BC: I like working in a way that gets me out of my own head and isn’t isolated. The ideas are richer and it’s more fun.

What sort of theory, cultural circumstances, or life scenarios influence or inform your decision to work collaboratively? Would you say that your collaboration is philosophically driven, or more pragmatic?

On an individual level, our life and work are deeply intertwined, and then, in our relationship, our lives are intertwined, so the work is too.

If you teach, how does collaborative practice inform the way you facilitate student projects and teach studio courses?

SR: I’m a big believer in creating a collaborative environment in the classroom. I like to think of it as an environment of distributed knowledge, whether the projects are formally collaborative or not.

BC: I’m now teaching courses centered on team projects mixing students from art, design, computer science and cognitive science, so I’m thinking about ways to bring my experiences in collaborations into the classroom a lot more.

If you teach, do you co-teach?
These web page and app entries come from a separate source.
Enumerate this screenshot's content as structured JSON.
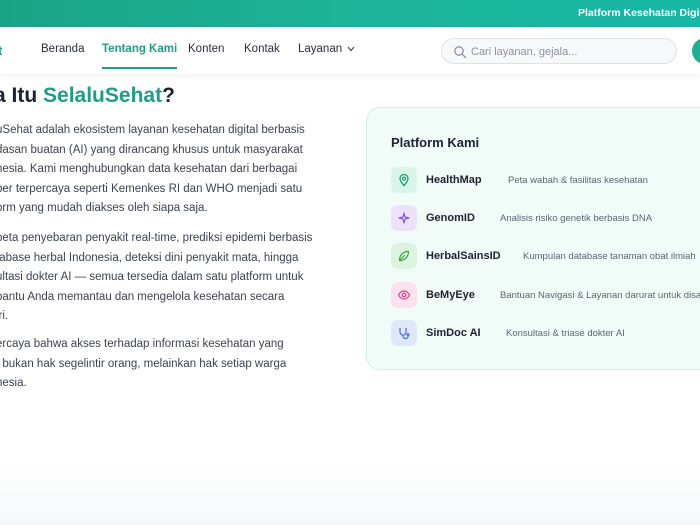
{
  "topbar": {
    "text": "Platform Kesehatan Digital Indo"
  },
  "logo": {
    "fragment": "t"
  },
  "nav": {
    "items": [
      {
        "label": "Beranda",
        "active": false
      },
      {
        "label": "Tentang Kami",
        "active": true
      },
      {
        "label": "Konten",
        "active": false
      },
      {
        "label": "Kontak",
        "active": false
      },
      {
        "label": "Layanan",
        "active": false
      }
    ]
  },
  "search": {
    "placeholder": "Cari layanan, gejala..."
  },
  "hero": {
    "title_prefix": "a Itu ",
    "title_brand": "SelaluSehat",
    "title_suffix": "?"
  },
  "about": {
    "paragraphs": [
      [
        "uSehat adalah ekosistem layanan kesehatan digital berbasis",
        "dasan buatan (AI) yang dirancang khusus untuk masyarakat",
        "nesia. Kami menghubungkan data kesehatan dari berbagai",
        "ber terpercaya seperti Kemenkes RI dan WHO menjadi satu",
        "orm yang mudah diakses oleh siapa saja."
      ],
      [
        "peta penyebaran penyakit real-time, prediksi epidemi berbasis",
        "tabase herbal Indonesia, deteksi dini penyakit mata, hingga",
        "ultasi dokter AI — semua tersedia dalam satu platform untuk",
        "bantu Anda memantau dan mengelola kesehatan secara",
        "iri."
      ],
      [
        "ercaya bahwa akses terhadap informasi kesehatan yang",
        "t bukan hak segelintir orang, melainkan hak setiap warga",
        "nesia."
      ]
    ]
  },
  "platform": {
    "title": "Platform Kami",
    "items": [
      {
        "name": "HealthMap",
        "desc": "Peta wabah & fasilitas kesehatan",
        "icon": "map-pin-icon",
        "bg": "#d9f5ea",
        "fg": "#1e9e6a"
      },
      {
        "name": "GenomID",
        "desc": "Analisis risiko genetik berbasis DNA",
        "icon": "sparkle-icon",
        "bg": "#ece3fb",
        "fg": "#8a55e0"
      },
      {
        "name": "HerbalSainsID",
        "desc": "Kumpulan database tanaman obat ilmiah",
        "icon": "leaf-icon",
        "bg": "#dcf3df",
        "fg": "#3aa34c"
      },
      {
        "name": "BeMyEye",
        "desc": "Bantuan Navigasi & Layanan darurat untuk disabilitas",
        "icon": "eye-icon",
        "bg": "#fbe1ee",
        "fg": "#d6478c"
      },
      {
        "name": "SimDoc AI",
        "desc": "Konsultasi & triase dokter AI",
        "icon": "stethoscope-icon",
        "bg": "#dfe7fb",
        "fg": "#4a6fd8"
      }
    ]
  }
}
If you do co-teach, how has that been received by the students, and how has this been received in the academic institutions you have worked with?

So, we don’t “officially” co-teach, but we tend to help each other out with classes a lot. Sometimes that means being a kind of unofficial T.A. for a day; sometimes we come in and do tutorials or crits for each other.
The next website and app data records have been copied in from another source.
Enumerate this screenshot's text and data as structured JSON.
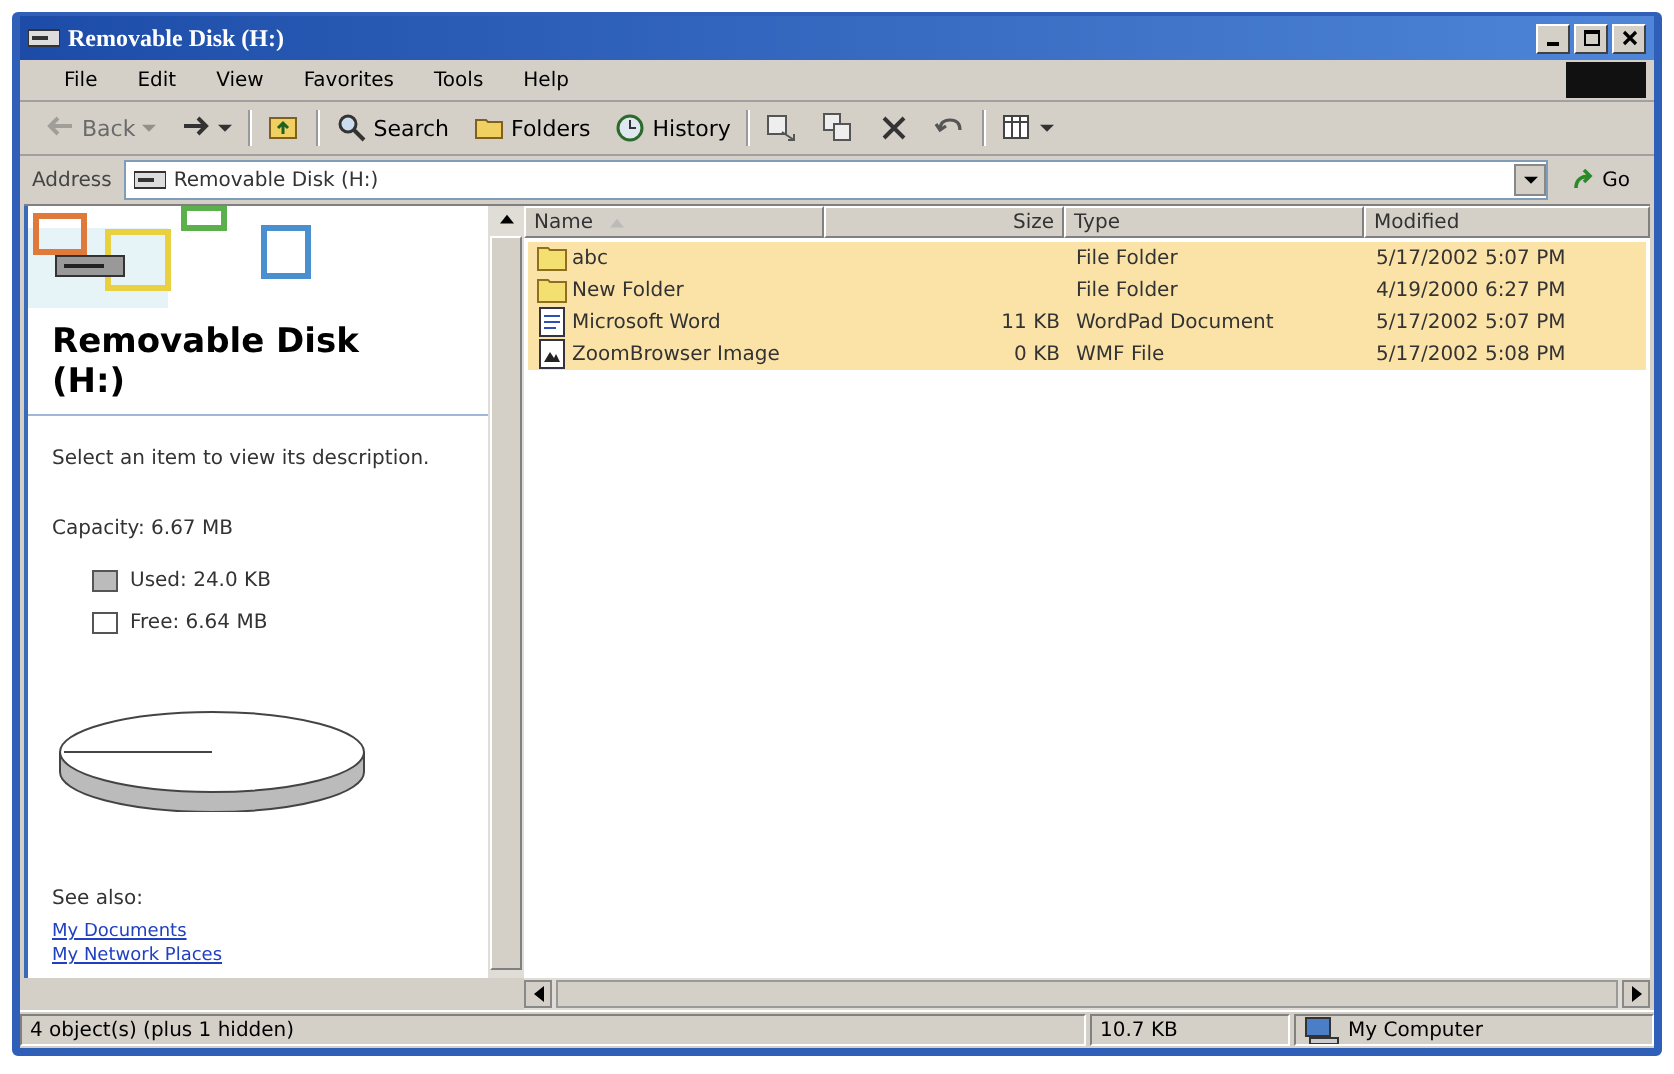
{
  "window": {
    "title": "Removable Disk (H:)"
  },
  "menu": [
    "File",
    "Edit",
    "View",
    "Favorites",
    "Tools",
    "Help"
  ],
  "toolbar": [
    {
      "kind": "back",
      "label": "Back",
      "disabled": true
    },
    {
      "kind": "forward",
      "disabled": false
    },
    {
      "kind": "up",
      "disabled": false
    },
    {
      "kind": "search",
      "label": "Search",
      "disabled": false
    },
    {
      "kind": "folders",
      "label": "Folders",
      "disabled": false
    },
    {
      "kind": "history",
      "label": "History",
      "disabled": false
    },
    {
      "kind": "moveto",
      "disabled": false
    },
    {
      "kind": "copyto",
      "disabled": false
    },
    {
      "kind": "delete",
      "disabled": false
    },
    {
      "kind": "undo",
      "disabled": false
    },
    {
      "kind": "views",
      "disabled": false
    }
  ],
  "address": {
    "label": "Address",
    "value": "Removable Disk (H:)",
    "go": "Go"
  },
  "info_pane": {
    "title": "Removable Disk (H:)",
    "description": "Select an item to view its description.",
    "capacity": "Capacity: 6.67 MB",
    "used": "Used: 24.0 KB",
    "free": "Free: 6.64 MB",
    "see_also": "See also:",
    "links": [
      "My Documents",
      "My Network Places"
    ]
  },
  "table": {
    "columns": [
      "Name",
      "Size",
      "Type",
      "Modified"
    ],
    "rows": [
      {
        "kind": "folder",
        "name": "abc",
        "type": "File Folder",
        "modified": "5/17/2002 5:07 PM",
        "selected": true
      },
      {
        "kind": "folder",
        "name": "New Folder",
        "type": "File Folder",
        "modified": "4/19/2000 6:27 PM",
        "selected": true
      },
      {
        "kind": "document",
        "name": "Microsoft Word",
        "size": "11 KB",
        "type": "WordPad Document",
        "modified": "5/17/2002 5:07 PM",
        "selected": true
      },
      {
        "kind": "image",
        "name": "ZoomBrowser Image",
        "size": "0 KB",
        "type": "WMF File",
        "modified": "5/17/2002 5:08 PM",
        "selected": true
      }
    ]
  },
  "status_bar": {
    "objects": "4 object(s) (plus 1 hidden)",
    "size": "10.7 KB",
    "zone": "My Computer"
  }
}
Students generally find us amusing; we like to think of it as generating a nice sense of community. We would love to be able to officially co-teach a class – it would be a hoot and a half. When we do have an opportunity to co-teach or do a joint lecture, we feed off each other’s energy.

Please point to us at a project or projects you would like to describe. Include links or attach files. If relevant, share with us a sense of the collaborative back-and-forth that may have gone into planning and making the work.

A piece we’d like to talk about is “Becoming,” which is a collaborative project and also a piece that is about our relationship. Before we got married, Silvia’s father (who used to be a Catholic priest), gave us this little talk about the meaning of marriage. From that conversation came this idea of relationships as a process of “becoming.” The beautiful part of the relationship is that you’re in a constant state of change, and it’s change informed by the other. After a number of years, we noticed that we’d do things like adopt each other’s mannerisms, which were in fact slightly modified copies from a previous iteration, and so on. It’s a resonant feedback loop. At the time we were making this piece, we were also living apart, so our relationship became one that was maintained virtually. We started thinking about ways of visualizing this process of becoming, and how it could fit with this virtual space we were now inhabiting.

Silvia created avatars of the two of us, which live in a minimal kind of space on two wall-mounted monitors. Ben then wrote a program to manipulate the geometries on the avatars. The program takes data from one avatar and exchanges it with data from the other. For example, bits of the data that make up Ben’s elbow get exchanged with the data that make up Silvia’s elbow. This process continues infinitely, and never resolves into a complete transformation of one into the other – both are constantly changing, always becoming new entities. As the program runs, the avatars’ geometries get deformed and take on completely new identities. It’s as though we wrote a program for reproduction, but instead of combining our DNA, it’s simply scrambling and recombining our entire bodies to form new ones.

BIOS
Ben Chang and Silvia Ruzanka are an artist couple who are also frequent collaborators. Their individual and collaborative work uses a range of technologies and media, from algorithmic video and virtual reality environments to Kinetoscopes and telegraphs. Ben is interested in fractures in ordered systems, creative play and futile computer games. Silvia is interested in obsolescence, erasure, and the human trace in technologies.  They live near Albany, New York, and work at Rensselaer Polytechnic Institute, where Silvia teaches digital art and Ben is co-director of an interdisciplinary program in games and simulation.

www.bcchang.com/

www.vitagrrl.com/